The holidays are here and you are rushing around picking out gifts for those you love, preparing for travel or for travelers, and many of you may be under more stress than usual. As all of us who suffer from Burning Mouth Syndrome or other chronic pain conditions know, stress is not our friend.
What can you do to cope with the gulf that may exist between what you want to do and what you can do?
Many of us go through what I think of as the “thrashing stage” when we first start experiencing the pain of Burning Mouth Syndrome (BMS). It is a time of anger, sorrow, guilt, and confusion as we try to determine what is going on, why it happened, and what we can do about it. You may have thought, “If only I hadn’t done this, or if only that hadn’t happened…I would not be in pain.” It isn’t logical, but often, neither are we at this stage of our journey. Continue reading →
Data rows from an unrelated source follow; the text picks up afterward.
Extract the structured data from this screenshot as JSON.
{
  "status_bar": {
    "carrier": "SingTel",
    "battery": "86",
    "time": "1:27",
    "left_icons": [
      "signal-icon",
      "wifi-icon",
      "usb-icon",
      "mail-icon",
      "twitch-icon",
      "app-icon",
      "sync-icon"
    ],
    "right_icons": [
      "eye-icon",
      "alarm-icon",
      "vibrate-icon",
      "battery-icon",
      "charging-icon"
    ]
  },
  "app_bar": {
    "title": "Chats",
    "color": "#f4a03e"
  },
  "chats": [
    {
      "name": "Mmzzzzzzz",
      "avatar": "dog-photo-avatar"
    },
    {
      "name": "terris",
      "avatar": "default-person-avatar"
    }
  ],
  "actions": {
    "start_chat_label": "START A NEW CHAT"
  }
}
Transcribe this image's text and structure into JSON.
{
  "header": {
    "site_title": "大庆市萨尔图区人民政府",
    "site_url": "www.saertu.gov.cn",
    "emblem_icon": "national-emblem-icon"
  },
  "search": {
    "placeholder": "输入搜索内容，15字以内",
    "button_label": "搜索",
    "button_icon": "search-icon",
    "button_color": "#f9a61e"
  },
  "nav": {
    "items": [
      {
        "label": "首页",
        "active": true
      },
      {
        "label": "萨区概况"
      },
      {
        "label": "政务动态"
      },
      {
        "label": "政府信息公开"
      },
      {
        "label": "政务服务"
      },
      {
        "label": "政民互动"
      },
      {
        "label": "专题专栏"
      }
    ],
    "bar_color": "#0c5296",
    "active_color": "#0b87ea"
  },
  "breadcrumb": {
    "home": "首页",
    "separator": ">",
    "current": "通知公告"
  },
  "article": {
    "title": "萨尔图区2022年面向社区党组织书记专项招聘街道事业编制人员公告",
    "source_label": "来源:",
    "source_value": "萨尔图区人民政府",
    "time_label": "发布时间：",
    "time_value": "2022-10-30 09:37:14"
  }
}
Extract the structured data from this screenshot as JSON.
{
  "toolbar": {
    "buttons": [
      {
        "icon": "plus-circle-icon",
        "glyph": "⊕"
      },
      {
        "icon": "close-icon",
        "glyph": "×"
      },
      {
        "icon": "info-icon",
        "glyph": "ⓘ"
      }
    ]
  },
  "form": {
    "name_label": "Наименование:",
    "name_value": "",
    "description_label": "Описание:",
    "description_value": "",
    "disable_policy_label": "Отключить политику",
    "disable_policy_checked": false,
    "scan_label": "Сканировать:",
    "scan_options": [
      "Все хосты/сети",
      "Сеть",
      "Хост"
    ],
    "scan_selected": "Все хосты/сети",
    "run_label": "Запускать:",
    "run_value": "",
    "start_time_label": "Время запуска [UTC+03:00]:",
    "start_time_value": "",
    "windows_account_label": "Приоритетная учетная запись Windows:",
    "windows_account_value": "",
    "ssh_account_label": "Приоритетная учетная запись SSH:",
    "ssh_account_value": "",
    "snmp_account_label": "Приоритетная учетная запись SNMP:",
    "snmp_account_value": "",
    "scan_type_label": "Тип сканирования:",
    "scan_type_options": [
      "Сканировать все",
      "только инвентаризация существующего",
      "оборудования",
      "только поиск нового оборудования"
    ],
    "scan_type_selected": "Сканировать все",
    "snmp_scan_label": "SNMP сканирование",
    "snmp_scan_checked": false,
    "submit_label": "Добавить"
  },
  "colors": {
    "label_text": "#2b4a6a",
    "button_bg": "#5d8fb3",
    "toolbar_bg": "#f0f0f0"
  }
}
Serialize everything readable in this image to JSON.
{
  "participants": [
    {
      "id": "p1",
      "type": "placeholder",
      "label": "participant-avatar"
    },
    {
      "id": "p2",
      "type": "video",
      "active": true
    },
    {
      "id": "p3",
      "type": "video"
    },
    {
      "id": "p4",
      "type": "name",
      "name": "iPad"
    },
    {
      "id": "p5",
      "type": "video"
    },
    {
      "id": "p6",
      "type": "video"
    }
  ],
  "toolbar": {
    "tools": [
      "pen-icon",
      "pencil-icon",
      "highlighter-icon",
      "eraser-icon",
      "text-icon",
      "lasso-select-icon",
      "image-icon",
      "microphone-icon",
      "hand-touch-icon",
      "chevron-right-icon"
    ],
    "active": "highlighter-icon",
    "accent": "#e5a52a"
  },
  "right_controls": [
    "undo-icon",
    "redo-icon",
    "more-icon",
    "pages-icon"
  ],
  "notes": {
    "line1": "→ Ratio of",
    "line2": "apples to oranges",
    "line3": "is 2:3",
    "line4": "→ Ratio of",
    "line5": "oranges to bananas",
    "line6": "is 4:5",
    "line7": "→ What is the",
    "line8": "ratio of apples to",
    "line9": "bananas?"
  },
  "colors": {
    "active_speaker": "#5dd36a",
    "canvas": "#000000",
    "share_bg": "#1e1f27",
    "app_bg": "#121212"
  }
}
Yesterday as I grabbed my morning coffee at the neighborhood shop, I spotted an acquaintance. I had seen her around the gym where she is always intense and focused but had only spoken with her once or twice over the years. I said hello and reminded her who I was (You know when you get that feeling that they know they know you but might not remember your name or the context?) and we stood together waiting for our orders.
“My God,” she said, looking at me intently, “You always look so glowing. Why is that?” Continue reading →
As I described in a previous post (Weighty Decisions-Life with BMS), Burning Mouth Syndrome has added weight to my body, mostly from stress, but also because eating feels good. The pain stops momentarily, and after a meal, for even up to thirty minutes or so. Unfortunately, that means that we are tempted to eat too often and too much. Continue reading →